Julius said...

After reading this post, I went to check the anthuriums outside. I saw some spadix like in the photo ("bumpy")but no droplets so I felt it and found it a little moist, kinda oily. Does that mean it is ready to get fertilized?
I also saw some spadix that are "ugly", that is very bumpy and fat on most parts. Does this mean all those are fertilized and thus are producing seeds?
Lastly, some other sites mentioned that the seeds are not much good for storing but I read in yours that you have stored them for later planting. It means then that it can be stored for long periods or just for several days?

mr_subjunctive said...


Yes, the spadices are ready to be pollinated when they produce droplets of moisture (sometimes a little sticky) on each flower. This is more obvious on some cultivars than on others.

Bumpy spadices are likely producing berries, yes. You will probably not see every flower produce berries, but as time goes on, you'll see certain parts swell up.

Not sure where you're getting the seed-storage business; I've never stored the seeds. They can remain viable on the spadix, attached to the plant, for a few weeks,[1] and I'd think they'd stay viable for maybe 5-7 days if you removed the berry from the spadix but left the seeds in (though I've never actually tried). But I've never tried to store the seeds on their own.


[1] I've gotten some germination from berries that were just barely orange, and I've gotten pretty good germination from berries that had darkened and shriveled up like raisins, though plump, fully orange berries are still your safest bet.

Berkeley said...

Thank you for the cool info and photos. We thought our anthurium plant was mutant and going to kill us. Now we recognize that it is in fact in the family way, and your photo of the spadix with fruit was very reassuring. We can finally go to sleep.

Sadhana said...

Hi I had ordered seeds from Alex press and git something that does quite look like the seeds of anthurium. Can you please confirm.i want to send you the photo
My email is

Carolyn M. said...

My anthurium has several blooms and droplets on one. Do you need more than one plant? What if I put it outside for a while and let the bees at it?

mr_subjunctive said...

Carolyn M.:

Bees probably wouldn't do anything much with it, though I suppose something might (maybe flies?); I think in nature they're pollinated by beetles.

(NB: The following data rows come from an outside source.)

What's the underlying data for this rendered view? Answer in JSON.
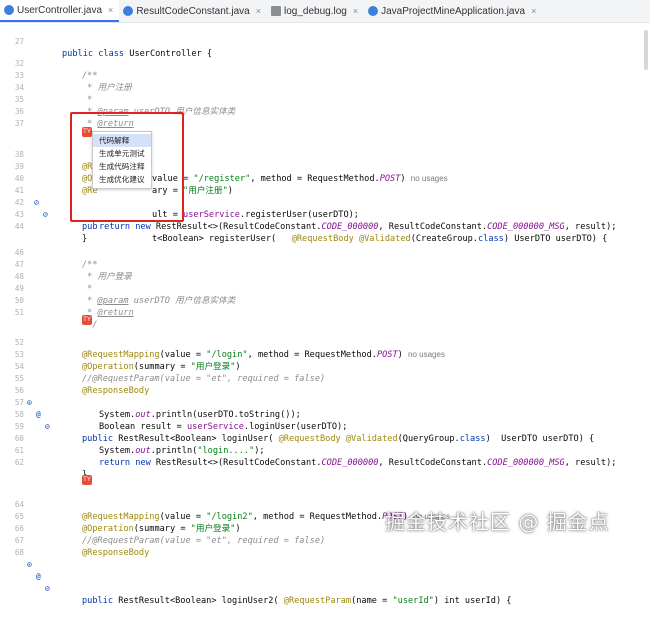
{
  "tabs": [
    {
      "label": "UserController.java",
      "active": true,
      "color": "#3d7fd9"
    },
    {
      "label": "ResultCodeConstant.java",
      "active": false,
      "color": "#3d7fd9"
    },
    {
      "label": "log_debug.log",
      "active": false,
      "color": "#8a8f96"
    },
    {
      "label": "JavaProjectMineApplication.java",
      "active": false,
      "color": "#3d7fd9"
    }
  ],
  "close_glyph": "×",
  "type_badge": "TY",
  "context_menu": {
    "items": [
      "代码解释",
      "生成单元测试",
      "生成代码注释",
      "生成优化建议"
    ],
    "selected_index": 0
  },
  "watermark": "掘金技术社区 @ 掘金点",
  "lines": {
    "l27": {
      "num": "27",
      "t1": "public class ",
      "t2": "UserController {"
    },
    "l32": {
      "num": "32",
      "t": "/**"
    },
    "l33": {
      "num": "33",
      "t": " * 用户注册"
    },
    "l34": {
      "num": "34",
      "t": " *"
    },
    "l35": {
      "num": "35",
      "t1": " * ",
      "t2": "@param",
      "t3": " userDTO ",
      "t4": "用户信息实体类"
    },
    "l36": {
      "num": "36",
      "t1": " * ",
      "t2": "@return"
    },
    "l37": {
      "num": "37",
      "t": " */"
    },
    "l38": {
      "num": "38",
      "t1": "@Re",
      "t2": "value = ",
      "t3": "\"/register\"",
      "t4": ", method = RequestMethod.",
      "t5": "POST",
      "t6": ")",
      "hint": "no usages"
    },
    "l39": {
      "num": "39",
      "t1": "@Op",
      "t2": "ary = ",
      "t3": "\"用户注册\"",
      "t4": ")"
    },
    "l40": {
      "num": "40",
      "t": "@Re"
    },
    "l41": {
      "num": "41",
      "t1": "pub",
      "t2": "t<Boolean> registerUser(   ",
      "t3": "@RequestBody @Validated",
      "t4": "(CreateGroup.",
      "t5": "class",
      "t6": ") UserDTO userDTO) {"
    },
    "l42": {
      "num": "42",
      "t1": "ult = ",
      "t2": "userService",
      "t3": ".registerUser(userDTO);"
    },
    "l43": {
      "num": "43",
      "t1": "return new ",
      "t2": "RestResult<>(ResultCodeConstant.",
      "t3": "CODE_000000",
      "t4": ", ResultCodeConstant.",
      "t5": "CODE_000000_MSG",
      "t6": ", result);"
    },
    "l44": {
      "num": "44",
      "t": "}"
    },
    "l46": {
      "num": "46",
      "t": "/**"
    },
    "l47": {
      "num": "47",
      "t": " * 用户登录"
    },
    "l48": {
      "num": "48",
      "t": " *"
    },
    "l49": {
      "num": "49",
      "t1": " * ",
      "t2": "@param",
      "t3": " userDTO ",
      "t4": "用户信息实体类"
    },
    "l50": {
      "num": "50",
      "t1": " * ",
      "t2": "@return"
    },
    "l51": {
      "num": "51",
      "t": " */"
    },
    "l52": {
      "num": "52",
      "t1": "@RequestMapping",
      "t2": "(value = ",
      "t3": "\"/login\"",
      "t4": ", method = RequestMethod.",
      "t5": "POST",
      "t6": ")",
      "hint": "no usages"
    },
    "l53": {
      "num": "53",
      "t1": "@Operation",
      "t2": "(summary = ",
      "t3": "\"用户登录\"",
      "t4": ")"
    },
    "l54": {
      "num": "54",
      "t": "//@RequestParam(value = \"et\", required = false)"
    },
    "l55": {
      "num": "55",
      "t": "@ResponseBody"
    },
    "l56": {
      "num": "56",
      "t1": "public ",
      "t2": "RestResult<Boolean> loginUser( ",
      "t3": "@RequestBody @Validated",
      "t4": "(QueryGroup.",
      "t5": "class",
      "t6": ")  UserDTO userDTO) {"
    },
    "l57": {
      "num": "57",
      "t1": "System.",
      "t2": "out",
      "t3": ".println(userDTO.toString());"
    },
    "l58": {
      "num": "58",
      "t1": "Boolean result = ",
      "t2": "userService",
      "t3": ".loginUser(userDTO);"
    },
    "l59": {
      "num": "59",
      "t": ""
    },
    "l60": {
      "num": "60",
      "t1": "System.",
      "t2": "out",
      "t3": ".println(",
      "t4": "\"login....\"",
      "t5": ");"
    },
    "l61": {
      "num": "61",
      "t1": "return new ",
      "t2": "RestResult<>(ResultCodeConstant.",
      "t3": "CODE_000000",
      "t4": ", ResultCodeConstant.",
      "t5": "CODE_000000_MSG",
      "t6": ", result);"
    },
    "l62": {
      "num": "62",
      "t": "}"
    },
    "l64": {
      "num": "64",
      "t1": "@RequestMapping",
      "t2": "(value = ",
      "t3": "\"/login2\"",
      "t4": ", method = RequestMethod.",
      "t5": "POST",
      "t6": ")",
      "hint": "no usages"
    },
    "l65": {
      "num": "65",
      "t1": "@Operation",
      "t2": "(summary = ",
      "t3": "\"用户登录\"",
      "t4": ")"
    },
    "l66": {
      "num": "66",
      "t": "//@RequestParam(value = \"et\", required = false)"
    },
    "l67": {
      "num": "67",
      "t": "@ResponseBody"
    },
    "l68": {
      "num": "68",
      "t1": "public ",
      "t2": "RestResult<Boolean> loginUser2( ",
      "t3": "@RequestParam",
      "t4": "(name = ",
      "t5": "\"userId\"",
      "t6": ") int userId) {"
    }
  },
  "gutter_icons": {
    "run_icon": "⊙",
    "mapping_icon": "⊘",
    "link_icon": "@"
  }
}
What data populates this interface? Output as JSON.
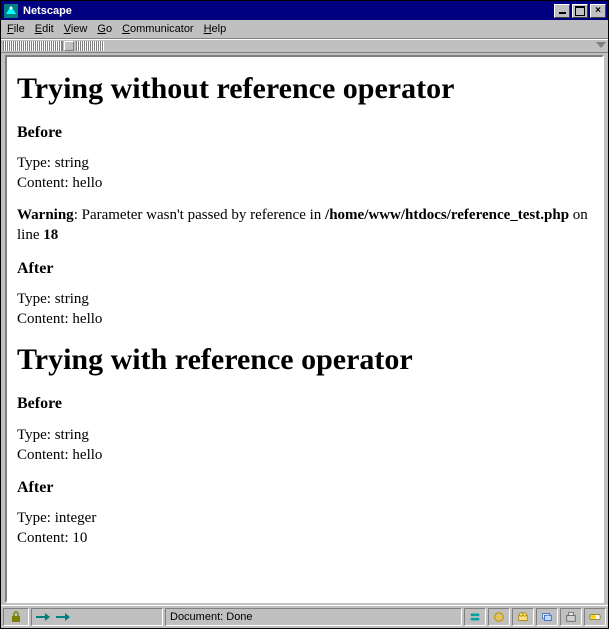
{
  "window": {
    "title": "Netscape"
  },
  "menu": {
    "file": "File",
    "edit": "Edit",
    "view": "View",
    "go": "Go",
    "communicator": "Communicator",
    "help": "Help"
  },
  "page": {
    "section1": {
      "heading": "Trying without reference operator",
      "before_label": "Before",
      "before_type": "Type: string",
      "before_content": "Content: hello",
      "warning_label": "Warning",
      "warning_mid": ": Parameter wasn't passed by reference in ",
      "warning_path": "/home/www/htdocs/reference_test.php",
      "warning_online": " on line ",
      "warning_line": "18",
      "after_label": "After",
      "after_type": "Type: string",
      "after_content": "Content: hello"
    },
    "section2": {
      "heading": "Trying with reference operator",
      "before_label": "Before",
      "before_type": "Type: string",
      "before_content": "Content: hello",
      "after_label": "After",
      "after_type": "Type: integer",
      "after_content": "Content: 10"
    }
  },
  "status": {
    "text": "Document: Done"
  }
}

Anthurium plants are self-fertile in theory, but some plants don't produce any pollen, and some others can be pollinated but never develop the berries fully, so you may or may not need another plant. For plants that produce pollen, the timing is the trick: you need to get the pollen from one spadix onto another spadix that is receiving pollen, and it's not always obvious which spadices are receiving pollen.because of chromosomal abnormalities.

If you see that a spadix is producing pollen (usually pretty easy to see as a white or pale yellow powder), you can take a paintbrush, a bit of yarn, a bit of paper towel, etc., and use it to pick up some of the pollen. Brush the pollen on all the other spadices, since only one or two are likely to be receiving pollen at any given moment. Repeat once or twice a day (it may help to collect pollen at different times of the day) until pollen stops appearing, then see if anything happens.

It can take a while for the change to be obvious; pollinated spadices begin by looking kind of lumpy, and may begin to kink or curl, then the berries start swelling enough to look like berries. Then you get to wait for several months for the berries to mature.